The manufacturing process of smart labels follows quite a standardized flow, as in the picture below. While some companies cover most of the process steps in-house, other manufacturers have assumed a more networked business model. Traceability across processes is a tremendous asset for failure root cause analysis, which is one cornerstone for enabling continuous improvement in any organization.
The three essential machine types that you should become familiar with are presented in the next picture:
Let’s understand these machine types and some of the related choices.
The IC Attach Machine Is Where the Inlay Quality is Achieved
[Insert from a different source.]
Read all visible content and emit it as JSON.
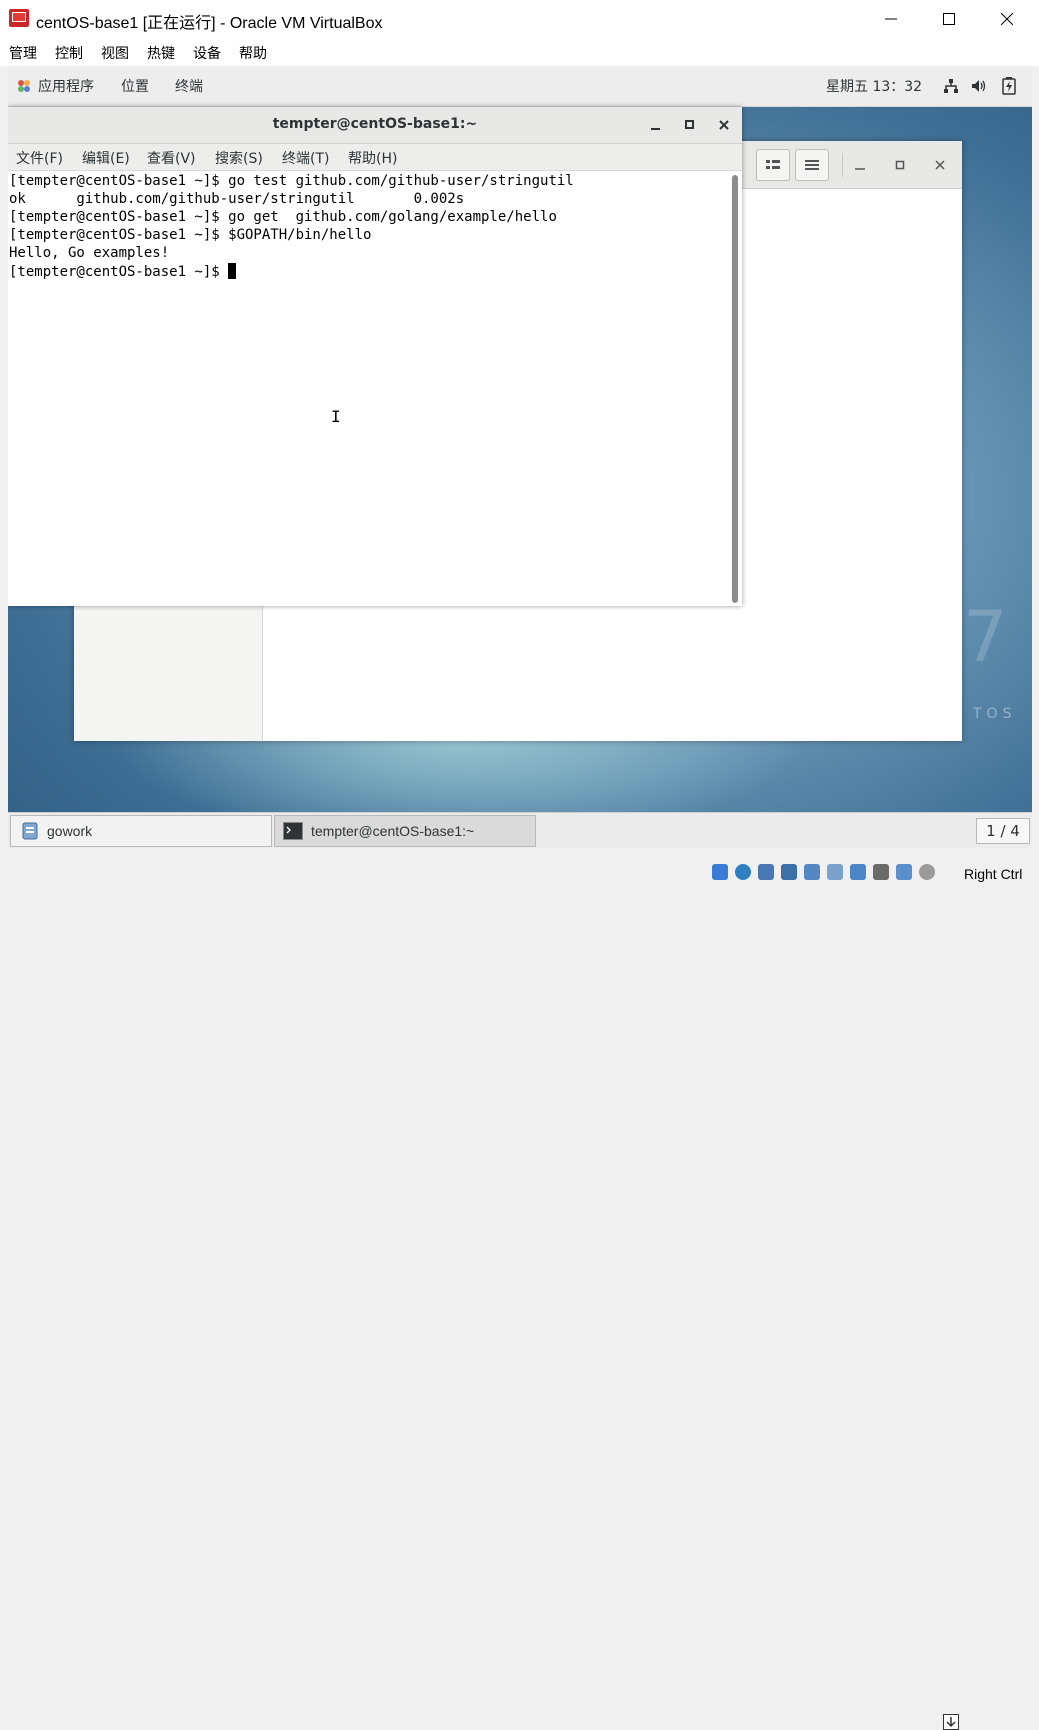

The main technologies are flip-chip, and direct die attach. The RAIN IC placement on the dipole antenna requires high precision. Precision, combined with high line speed and sophisticated mount pressure control, makes the IC placement head the most expensive subassembly of the whole machine. You should make sure that the placement head is compatible with current and future RAIN IC’s.
As you look at the machines, you will quickly realize that the number of lanes in the machines varies. Multilane machines typically have higher throughput than single-lane machines, at the expense of added machine complexity. On the positive side, a multilane machine does not need that high line speed to reach an impressive throughput, which may lead to a more straightforward technical construction on the IC placement head. If you’re focusing on bulk, go with a multilane system.
A single lane IC attach machine is less complicated and thus easier to operate. It’s also easier to configure for new antenna models, making it better suited for smaller production runs. The capital investment is also lower.
Three Topologies of Converting Machines
In label converting, different material layers are added on top or under the inlay. There may also be cutting and testing involved. Converting machinery is more versatile, but three separate machine families can be found:
You can have a single lane machine that runs in a continuous mode very fast. Alternatively, you have a multilane machine running slower, and even in intermittent mode. At the end of such a machine, you may have a cutting and slitting module to separate single reels from a web.
A third approach, especially for traditional label suppliers, is to start with an industrial press, and add an inlay insertion section on the machine. An outcome is a multilane machine running in continuous mode.
Personalization Makes Labels Unique
Personalization focuses on getting the data right. Data on the tag is stored both in optical and electrical forms. Therefore, most personalization machines handle both printing and RFID encoding.
While that may sound trivial, managing the data, performing all the needed data conversions correctly, and keeping all the process peripherals in sync is easier said than done. When process speed increases, you will need to pay more attention to details, such as triggering. When working with variable data, you should make sure the optical markings match the unique identifier encoded in the RAIN IC.
Got Machines Already? Consider a Retrofit
It is often possible to retrofit the needed RAIN RFID peripherals on an existing production machine. With a low capital expenditure and a short lead time you’re able to pursue your first RAIN projects.
Voyantic delivers solutions to control sub processes, manage the data between the processes and keep both data and sub processes in sync. We also offer transferable bolt-on alternatives. Such frames come complete with the needed sensors, cabling and antennas, and won’t require changes on the signaling of your current machine.
You don’t need to figure all these details out. Let our experts talk with your machine vendor, and come up with a proposal!
Quality Management Approaches in RAIN RFID and NFC Manufacturing
Hear industry experts share their experiences in RFID tag manufacturing and quality management. The webinar includes case examples and presentations on how to set quality goals, which standards are relevant, and best practices for quality testing — from setting up the quality program to managing the day-to-day activities.